In mid August, we harvested our small offering of corn grown in the garden.  We ate them boiled lightly, then sprinkled with fleur de sel and drizzled with melted butter.  However, I wish I had noted the recipe for Sweet Corn Pancakes at Smitten Kitchen as that looks a luxurious take on a morning pancake; I love the idea of riching up the batter with buttermilk, which is not something I use although my mum loves her buttermilch.  And Deb’s Fresh Tomato Sauce is one of those labours of love of harvest time; homemade tomato sauce really does taste so much better than shop bought tomato pastes, although the time and effort to make them is a huge barrier to wanting to do it too often, as I have found as your yields are so tiny.  I have to confess to usually making my own tomato sauces and salsas etc using a tin of chopped tomatoes as the starting point as it is much less depressing on the effort front.  And all can be rounded off with a really satisfying American Blueberry Muffin – love them, but I still call them a bilberry here in England even though strictly they are a different plant, but closely related.

Ree Drummond at The Pioneer Woman Cooks has modern takes on classic recipes like Burgers, Raspberry Crisp, Fried Round Steak and homely Cinnamon Bread.  Plus the Mushroom Burgers that this superlady has been trying on the meat eating husband.

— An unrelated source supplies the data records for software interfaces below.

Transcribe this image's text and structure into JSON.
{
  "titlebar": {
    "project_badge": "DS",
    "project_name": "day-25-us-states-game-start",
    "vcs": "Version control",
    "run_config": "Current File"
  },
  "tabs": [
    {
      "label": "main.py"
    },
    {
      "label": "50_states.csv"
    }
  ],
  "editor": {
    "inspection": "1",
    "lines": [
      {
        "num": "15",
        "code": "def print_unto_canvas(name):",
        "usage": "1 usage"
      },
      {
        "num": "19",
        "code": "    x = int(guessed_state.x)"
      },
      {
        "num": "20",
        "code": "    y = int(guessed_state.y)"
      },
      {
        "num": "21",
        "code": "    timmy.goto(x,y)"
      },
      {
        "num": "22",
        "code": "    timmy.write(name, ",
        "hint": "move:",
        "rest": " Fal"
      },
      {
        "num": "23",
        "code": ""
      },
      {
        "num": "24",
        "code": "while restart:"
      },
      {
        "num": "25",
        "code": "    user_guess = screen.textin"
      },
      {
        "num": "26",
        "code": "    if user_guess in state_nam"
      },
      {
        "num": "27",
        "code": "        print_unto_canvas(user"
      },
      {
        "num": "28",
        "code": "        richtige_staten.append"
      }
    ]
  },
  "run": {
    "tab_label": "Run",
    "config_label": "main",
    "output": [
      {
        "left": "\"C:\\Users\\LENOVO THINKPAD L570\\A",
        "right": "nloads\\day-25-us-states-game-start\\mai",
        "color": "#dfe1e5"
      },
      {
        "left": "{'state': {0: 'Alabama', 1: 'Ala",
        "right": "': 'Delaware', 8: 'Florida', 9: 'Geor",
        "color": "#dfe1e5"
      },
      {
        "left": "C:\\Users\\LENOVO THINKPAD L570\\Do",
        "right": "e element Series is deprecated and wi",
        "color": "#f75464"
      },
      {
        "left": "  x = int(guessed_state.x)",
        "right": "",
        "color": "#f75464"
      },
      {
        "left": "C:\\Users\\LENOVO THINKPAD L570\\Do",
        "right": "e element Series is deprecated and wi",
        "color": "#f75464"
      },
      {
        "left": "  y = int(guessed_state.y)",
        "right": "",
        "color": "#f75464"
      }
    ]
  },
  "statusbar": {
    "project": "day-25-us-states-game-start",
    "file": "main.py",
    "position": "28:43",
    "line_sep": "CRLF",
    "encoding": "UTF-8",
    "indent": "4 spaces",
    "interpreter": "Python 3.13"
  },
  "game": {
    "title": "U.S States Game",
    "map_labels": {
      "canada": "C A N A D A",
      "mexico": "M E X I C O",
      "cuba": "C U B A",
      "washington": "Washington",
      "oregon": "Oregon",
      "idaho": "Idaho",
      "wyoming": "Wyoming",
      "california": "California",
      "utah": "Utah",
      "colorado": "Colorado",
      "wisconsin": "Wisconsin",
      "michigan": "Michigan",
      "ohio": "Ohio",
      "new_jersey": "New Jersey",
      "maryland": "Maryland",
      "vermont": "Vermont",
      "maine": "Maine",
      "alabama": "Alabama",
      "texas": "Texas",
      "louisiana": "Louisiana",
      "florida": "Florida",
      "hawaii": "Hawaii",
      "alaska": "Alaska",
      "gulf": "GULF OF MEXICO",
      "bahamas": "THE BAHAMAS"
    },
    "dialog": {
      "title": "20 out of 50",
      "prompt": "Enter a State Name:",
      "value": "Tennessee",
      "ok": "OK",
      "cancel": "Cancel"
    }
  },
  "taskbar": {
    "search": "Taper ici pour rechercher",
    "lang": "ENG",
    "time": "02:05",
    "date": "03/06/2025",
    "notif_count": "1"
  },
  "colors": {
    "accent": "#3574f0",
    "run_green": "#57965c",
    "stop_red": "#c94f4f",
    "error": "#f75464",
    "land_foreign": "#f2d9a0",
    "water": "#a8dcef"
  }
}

And finally, I am tempted by the recipe for Sweet Portuguese Bread at Wildyeast.  I would like to try it alongside the Brioche recipe at FussFreeFlavours, as I am intrigued by what the differences in flavour and texture will be.